> * Michael Kay <firstname.lastname@example.org> [2005-08-14 17:24]:
> > > -----Original Message-----
> > > From: Alan Gutierrez [mailto:email@example.com]
> > > Sent: 13 August 2005 12:06
> > > To: Derek Denny-Brown
> > > Cc: firstname.lastname@example.org
> > > Subject: Re: [xml-dev] XML Max Character Value
> > >
> > > * Derek Denny-Brown <email@example.com> [2005-08-13 01:29]:
> > >
> > > > In java, 0xFFFE or 0xFFFF should work. They aren't strictly
> > > > the max Unicode character for XML, but since Java represents
> > > > Unicode as utf-16 but doesn't really provide much support for
> > > > surrogate pairs (last I checked), those should work. Hm..
> > > > Eclipse tells me that there is Character.MAX_VALUE. Use at
> > > > your own risk.
> > >
> > > I am using it to design the algorithm. Concerned about what to
> > > do if Unicode requires multiple characters for a single
> > > character.
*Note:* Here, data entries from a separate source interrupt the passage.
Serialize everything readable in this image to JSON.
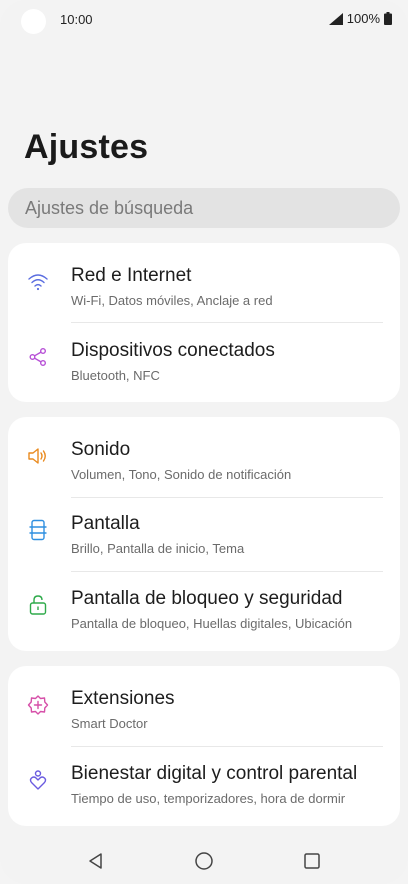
{
  "status_bar": {
    "time": "10:00",
    "battery": "100%"
  },
  "page": {
    "title": "Ajustes"
  },
  "search": {
    "placeholder": "Ajustes de búsqueda"
  },
  "groups": [
    {
      "items": [
        {
          "title": "Red e Internet",
          "subtitle": "Wi-Fi, Datos móviles, Anclaje a red",
          "icon": "wifi-icon",
          "color": "#5a6de0"
        },
        {
          "title": "Dispositivos conectados",
          "subtitle": "Bluetooth, NFC",
          "icon": "share-icon",
          "color": "#b64fd6"
        }
      ]
    },
    {
      "items": [
        {
          "title": "Sonido",
          "subtitle": "Volumen, Tono, Sonido de notificación",
          "icon": "speaker-icon",
          "color": "#e98a1e"
        },
        {
          "title": "Pantalla",
          "subtitle": "Brillo, Pantalla de inicio, Tema",
          "icon": "display-icon",
          "color": "#2f8fe0"
        },
        {
          "title": "Pantalla de bloqueo y seguridad",
          "subtitle": "Pantalla de bloqueo, Huellas digitales, Ubicación",
          "icon": "lock-icon",
          "color": "#2eaa4a"
        }
      ]
    },
    {
      "items": [
        {
          "title": "Extensiones",
          "subtitle": "Smart Doctor",
          "icon": "extensions-icon",
          "color": "#d64fa8"
        },
        {
          "title": "Bienestar digital y control parental",
          "subtitle": "Tiempo de uso, temporizadores, hora de dormir",
          "icon": "wellbeing-icon",
          "color": "#6a5be0"
        }
      ]
    }
  ],
  "nav": {
    "icons": [
      "back-icon",
      "home-icon",
      "recents-icon"
    ]
  }
}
It's perplexing.
> > >
> > > > Reading up on Unicode is also recommended though...
> > > > internationalization is far, far more complicated than you
> > > > ever imagined. I know people who get the shakes if you just
> > > > mention "Turkish 'I'" in their presence. (mild
> > > > exaggeration...)
> > >
> > > I have no illusions about the complexity. I'd simply hoped that
> > > they would have made a hard and fast rule about min and
> > > max values.
> > In XSLT 2.0, the collation used by xsl:key is not necessarily
> > Unicode codepoint order. To build an index, you need to store the
> > key value as a sequence of collation units, not as a sequence of
> > Java chars or Unicode codepoints. So I suspect that what you
> > really want is the highest collation unit in the particular
> > collation used for the key in question.
> This is a B-Tree implementation. The words 'collation unit' are
> heartening, I'm looking to advance the string comparison myself,
> using it to determine which branch to take in the B-Tree.
> I'm storing partial strings in tiers for branching. Partial
> means, just enough of the string to indicate which branch to
> take. My design stores a character and index pair as a branch
> node, so I bump along the search string branching along the way.
I've found CollationKey.toByteArray() in java.text.
It seems to do what I need. Create a sequence of units along
which I can advance and compare.
Alan Gutierrez - firstname.lastname@example.org